» Recorded data:

- Opening Delimiter -

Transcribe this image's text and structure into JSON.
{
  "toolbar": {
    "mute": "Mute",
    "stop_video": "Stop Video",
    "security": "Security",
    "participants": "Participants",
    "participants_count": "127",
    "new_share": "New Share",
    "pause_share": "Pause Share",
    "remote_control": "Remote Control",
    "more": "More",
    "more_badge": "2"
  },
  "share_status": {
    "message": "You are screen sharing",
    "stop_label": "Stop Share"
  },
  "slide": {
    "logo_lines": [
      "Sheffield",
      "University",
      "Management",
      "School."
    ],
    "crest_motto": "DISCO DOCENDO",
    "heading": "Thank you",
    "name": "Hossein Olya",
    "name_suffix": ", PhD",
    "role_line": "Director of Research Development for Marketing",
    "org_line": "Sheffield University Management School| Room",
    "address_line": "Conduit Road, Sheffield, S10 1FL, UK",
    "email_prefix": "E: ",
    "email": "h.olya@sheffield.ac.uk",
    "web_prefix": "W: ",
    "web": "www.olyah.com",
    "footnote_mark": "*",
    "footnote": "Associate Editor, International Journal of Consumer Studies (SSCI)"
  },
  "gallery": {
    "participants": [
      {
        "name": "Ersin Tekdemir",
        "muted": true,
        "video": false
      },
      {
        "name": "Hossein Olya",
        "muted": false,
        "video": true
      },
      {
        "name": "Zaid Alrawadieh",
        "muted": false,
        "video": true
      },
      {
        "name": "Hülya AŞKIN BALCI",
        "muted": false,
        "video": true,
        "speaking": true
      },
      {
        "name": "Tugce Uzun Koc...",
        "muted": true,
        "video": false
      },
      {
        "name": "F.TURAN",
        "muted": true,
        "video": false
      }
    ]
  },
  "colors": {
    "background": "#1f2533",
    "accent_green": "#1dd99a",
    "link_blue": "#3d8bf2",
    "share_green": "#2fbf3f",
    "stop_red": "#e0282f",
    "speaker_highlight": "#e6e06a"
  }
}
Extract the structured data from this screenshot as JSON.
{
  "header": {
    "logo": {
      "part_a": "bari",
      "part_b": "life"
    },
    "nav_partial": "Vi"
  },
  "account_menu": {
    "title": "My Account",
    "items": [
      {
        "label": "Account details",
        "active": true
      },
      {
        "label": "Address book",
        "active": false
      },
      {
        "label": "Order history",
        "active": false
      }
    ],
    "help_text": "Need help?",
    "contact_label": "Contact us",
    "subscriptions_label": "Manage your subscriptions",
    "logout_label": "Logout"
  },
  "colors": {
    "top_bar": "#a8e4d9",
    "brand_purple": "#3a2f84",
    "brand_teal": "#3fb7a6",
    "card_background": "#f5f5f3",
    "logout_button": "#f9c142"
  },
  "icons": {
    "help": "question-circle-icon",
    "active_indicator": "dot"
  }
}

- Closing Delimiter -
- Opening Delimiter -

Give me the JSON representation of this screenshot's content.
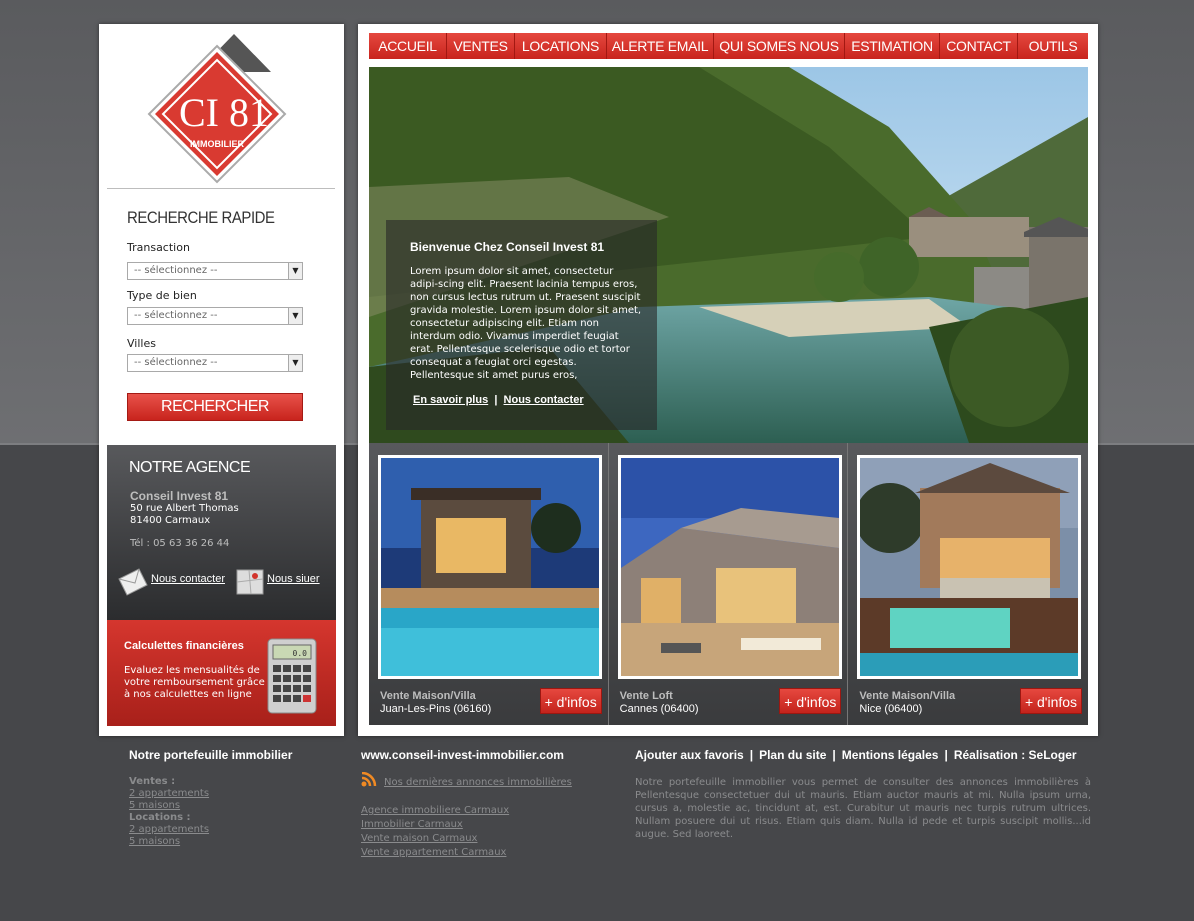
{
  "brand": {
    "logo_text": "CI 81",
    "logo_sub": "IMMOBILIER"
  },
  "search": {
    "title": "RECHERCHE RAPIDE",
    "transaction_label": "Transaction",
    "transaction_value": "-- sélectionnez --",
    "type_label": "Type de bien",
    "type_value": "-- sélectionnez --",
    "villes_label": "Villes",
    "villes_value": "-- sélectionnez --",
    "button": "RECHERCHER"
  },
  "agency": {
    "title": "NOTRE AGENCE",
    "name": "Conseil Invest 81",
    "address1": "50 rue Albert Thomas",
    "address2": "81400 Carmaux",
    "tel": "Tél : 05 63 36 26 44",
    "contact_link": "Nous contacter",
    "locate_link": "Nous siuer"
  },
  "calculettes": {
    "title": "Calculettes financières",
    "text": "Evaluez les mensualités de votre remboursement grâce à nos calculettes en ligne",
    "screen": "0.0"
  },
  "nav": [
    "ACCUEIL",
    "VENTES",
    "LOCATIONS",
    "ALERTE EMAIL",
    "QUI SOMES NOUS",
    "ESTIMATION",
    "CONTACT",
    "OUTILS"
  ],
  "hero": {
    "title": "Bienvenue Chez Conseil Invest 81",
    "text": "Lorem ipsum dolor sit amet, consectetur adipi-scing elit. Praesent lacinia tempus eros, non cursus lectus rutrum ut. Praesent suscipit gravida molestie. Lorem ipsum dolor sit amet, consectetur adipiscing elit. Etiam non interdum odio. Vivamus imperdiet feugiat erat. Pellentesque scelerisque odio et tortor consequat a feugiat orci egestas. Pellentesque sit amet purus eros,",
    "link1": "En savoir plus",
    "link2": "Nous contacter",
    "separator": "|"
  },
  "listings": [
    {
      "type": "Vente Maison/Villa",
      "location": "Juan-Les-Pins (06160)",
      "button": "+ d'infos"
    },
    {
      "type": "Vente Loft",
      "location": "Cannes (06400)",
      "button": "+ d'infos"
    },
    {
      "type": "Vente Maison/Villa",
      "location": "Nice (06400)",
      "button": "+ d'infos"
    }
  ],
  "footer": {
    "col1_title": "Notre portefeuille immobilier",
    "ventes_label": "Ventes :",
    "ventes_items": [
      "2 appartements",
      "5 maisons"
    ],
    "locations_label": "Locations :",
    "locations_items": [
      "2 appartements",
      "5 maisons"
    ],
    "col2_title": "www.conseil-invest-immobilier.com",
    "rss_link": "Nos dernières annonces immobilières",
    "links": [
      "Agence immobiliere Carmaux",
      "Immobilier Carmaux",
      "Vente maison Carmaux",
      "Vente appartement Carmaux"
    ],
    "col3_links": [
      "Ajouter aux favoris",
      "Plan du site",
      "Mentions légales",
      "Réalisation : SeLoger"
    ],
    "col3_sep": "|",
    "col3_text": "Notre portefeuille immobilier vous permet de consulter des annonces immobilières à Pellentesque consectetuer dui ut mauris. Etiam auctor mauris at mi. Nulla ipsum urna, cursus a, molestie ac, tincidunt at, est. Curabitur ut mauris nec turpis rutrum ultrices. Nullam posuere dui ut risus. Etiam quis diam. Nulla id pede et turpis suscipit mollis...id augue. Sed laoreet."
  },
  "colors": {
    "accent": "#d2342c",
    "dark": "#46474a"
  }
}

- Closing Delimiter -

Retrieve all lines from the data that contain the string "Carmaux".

    "address2": "81400 Carmaux",
      "Agence immobiliere Carmaux",
      "Immobilier Carmaux",
      "Vente maison Carmaux",
      "Vente appartement Carmaux"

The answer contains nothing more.